Tuesday, June 19, 2007

Wrongest day in recent memory

1. We were due to arrive at Henry's classroom half an hour early to listen to him read from his journals and "book box" before taking them home. I forgot to set the alarm. We arrived on time but barely. Henry had very little interest in reading these books to me since none of them were ever very challenging for him. He did point out that his coloring has gotten much better since September. Lucy was extremely interested in sticking her face directly in front of mine while I tried to pay attention to Henry.

2. Unfortunately a few people in the room were leaving with gifts. Henry became obsessed with the location of his gift. He concluded that he had to read his entire book box to receive the gift. Declared he didn't want the gift. I still don't know what the story was, but there was no gift. The teacher, in her ever unhelpful way told him only, "I don't have a gift for you, Henry." At that point he started to cry inconsolably, just as everyone was starting to leave, of course. And Lucy continued to stick her face in mine, "What's wrong Henry, Mommy?" Then I noticed Henry's friend B was crying too. I did my best to calm Henry down rather unsuccessfully. When I left both boys were still crying, B silently, Henry rather loudly, and I heard the teacher mutter aloud, "Well, we could get started now if everyone would stop crying." She is retiring in three days to teach pre-school. I wish her all the best.

3. If that wasn't bad enough we got the package we had sent to the gifted programming specialist back with the glibbest, most unhelpful note. We wrote a letter asking if Henry could be considered for language arts programming for next year because he is reading second grade books with no help and third grade books with a little help at home, while in school it is all monosyllabic nonsense. I do not harbor any illusion that my son is a genius, but his teacher this year has done nothing to nurture him. The gifted programming specialist wrote back that there is nothing she can do because he is at grade level in his class room. Christ on crack! That's why we wrote the note in the first place. I am so tired of this school.

4. And then, I went to pick up our grill. A huge thunderstorm broke out. Did I mention that it hasn't rained more than a drop in months? I had to back the minivan up 40 feet and wait while three very helpful guys placed the grill (which is HUGE) inside. The thing barely fit. At one point they were giving the kids large pieces of metal to hold. Then Henry had to get out twice so we could move up his seat. He was standing on his book box (of course I hadn't taken it out of the car yet) asking me if I could get his umbrella. Both of us got soaking wet.

5. And now I have to rethink tonight's dinner: hot dogs and hamburgers.

5 comments:

Auntly H said...
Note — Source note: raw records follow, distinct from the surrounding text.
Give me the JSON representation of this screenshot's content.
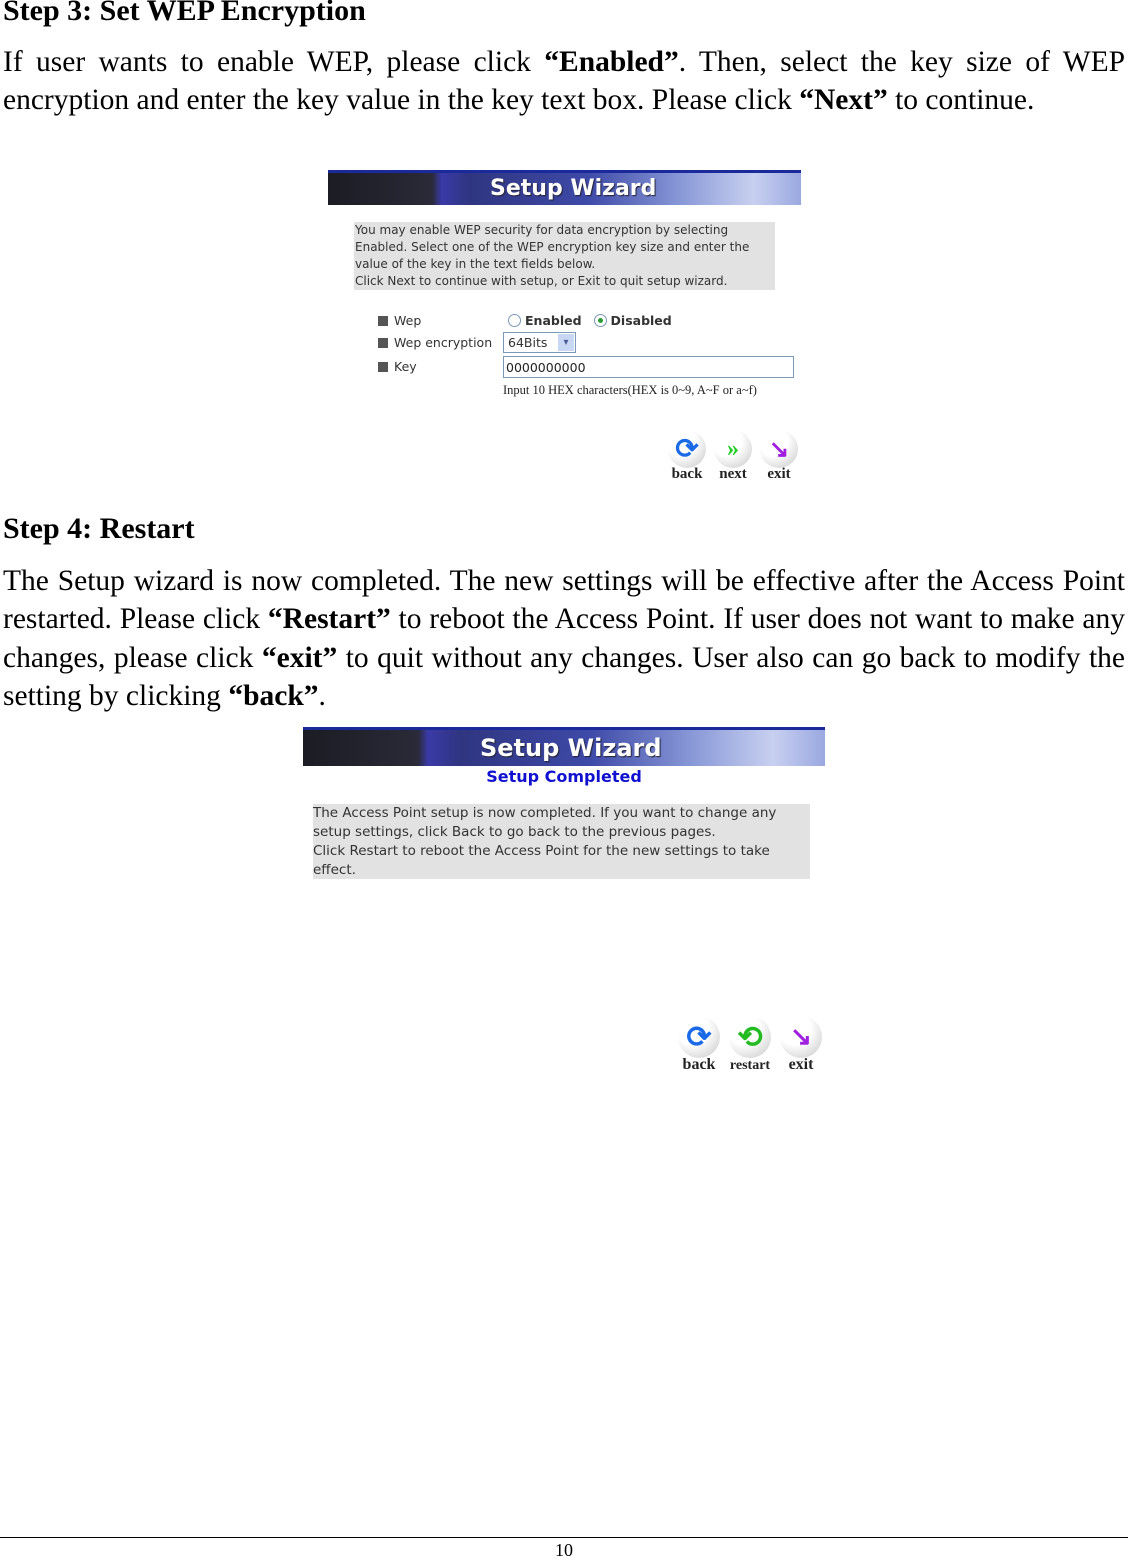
{
  "step3": {
    "heading": "Step 3: Set WEP Encryption",
    "paragraph": [
      {
        "text": "If user wants to enable WEP, please click ",
        "bold": false
      },
      {
        "text": "“Enabled”",
        "bold": true
      },
      {
        "text": ". Then, select the key size of WEP encryption and enter the key value in the key text box. Please click ",
        "bold": false
      },
      {
        "text": "“Next”",
        "bold": true
      },
      {
        "text": " to continue.",
        "bold": false
      }
    ],
    "screenshot": {
      "banner_title": "Setup Wizard",
      "info_lines": [
        "You may enable WEP security for data encryption by selecting",
        "Enabled. Select one of the WEP encryption key size and enter the",
        "value of the key in the text fields below.",
        "Click Next to continue with setup, or Exit to quit setup wizard."
      ],
      "wep_label": "Wep",
      "wep_options": [
        "Enabled",
        "Disabled"
      ],
      "wep_selected": "Disabled",
      "encryption_label": "Wep encryption",
      "encryption_value": "64Bits",
      "key_label": "Key",
      "key_value": "0000000000",
      "key_hint": "Input 10 HEX characters(HEX is 0~9, A~F or a~f)",
      "buttons": {
        "back": "back",
        "next": "next",
        "exit": "exit"
      }
    }
  },
  "step4": {
    "heading": "Step 4: Restart",
    "paragraph": [
      {
        "text": "The Setup wizard is now completed. The new settings will be effective after the Access Point restarted. Please click ",
        "bold": false
      },
      {
        "text": "“Restart”",
        "bold": true
      },
      {
        "text": " to reboot the Access Point. If user does not want to make any changes, please click ",
        "bold": false
      },
      {
        "text": "“exit”",
        "bold": true
      },
      {
        "text": " to quit without any changes. User also can go back to modify the setting by clicking ",
        "bold": false
      },
      {
        "text": "“back”",
        "bold": true
      },
      {
        "text": ".",
        "bold": false
      }
    ],
    "screenshot": {
      "banner_title": "Setup Wizard",
      "subtitle": "Setup Completed",
      "info_lines": [
        "The Access Point setup is now completed. If you want to change any",
        "setup settings, click Back to go back to the previous pages.",
        "Click Restart to reboot the Access Point for the new settings to take",
        "effect."
      ],
      "buttons": {
        "back": "back",
        "restart": "restart",
        "exit": "exit"
      }
    }
  },
  "footer": {
    "page_number": "10"
  },
  "colors": {
    "subtitle": "#1010d0",
    "info_box": "#e2e2e2",
    "back_icon": "#1a6ae8",
    "next_icon": "#22cc22",
    "exit_icon": "#a020e0"
  }
}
I guess I'll cross my fingers that the first grade teacher is better. At least it's unlikely that s/he will hold the kids against the wall and scream in their ears. Mine did that. I was terrified of her until she broke her ankle and I "got" to help her after school. She was a lot nicer after that. But, Henry, sounds like he needs some mental stimulation. When he's treated like a dolt, he might sink to "grade level." Ugh.

Lumpyheadsmom said...

I want to see the behemoth grill!

J Frank Parnell said...

Here's a wish that the next flash flood will take all the teachers without the patience or brains to learn the first lesson every teacher should learn before they get into a classroom: every kid is different. Makes me nuts. My daughter's daycare teachers (two are 'early childhood education' students) told me, when she was 1.5, that she wasn't sitting in the circle and listening to the storytime books - she was roaming. At the time, we were reading her 3-5 books before bedtime - she demanded it, and she never hesitated at the chance to be read to at any other time. And she was above her age level, at least by how she had memorized and seemed to understand the books we read. So I told her teachers: "did you ask her what would happen next in the book, before or while she's roaming? i bet you she knows. She's roaming cause she's bored." They did, and I was right. She'd memorized all their lousy dr. seuss books. So now they keep her involved if it's a book she knows, asking her questions, allowing her to read the next page.

But why did I have to tell them that?

Man, that teacher who told your son she didn't have a gift for him? May her preschoolers give her shingles.

(Although at 2.5 she speaks like a four year old (last night: "daddy, flies wear backpacks with corn inside, and they eat it when they go on vacation" I also harbor no delusions that she's a genius, but the hairs on my neck did stand up when one of her (Ukranian) teachers asked us if we spoke Russian at home (we don't) after Cassie sang a song in near-perfect Russian, possibly after hearing a friend of my wife sing something weeks before in Russian; another teacher has told us she understands spanish; that one I do speak, and I'm pretty sure she does. It's creepy)

Auntly H said...

p.s. What kind of teacher brings gifts for some of the kids in her class and hands them out in front of the other kids? A ROTTEN one! Obvious, I know, but it's been bugging me all day.

p.p.s. ditto about the behemoth grill!

Em said...

j frank: Cassie sounds like a fantastic kid. I have uttered "Why did I have to tell them that!" myself re Henry on more than one occasion. I am actually impressed that her teachers listened to you.

Sadly if we required the teachers to have that prereq the schools would be EMPTY.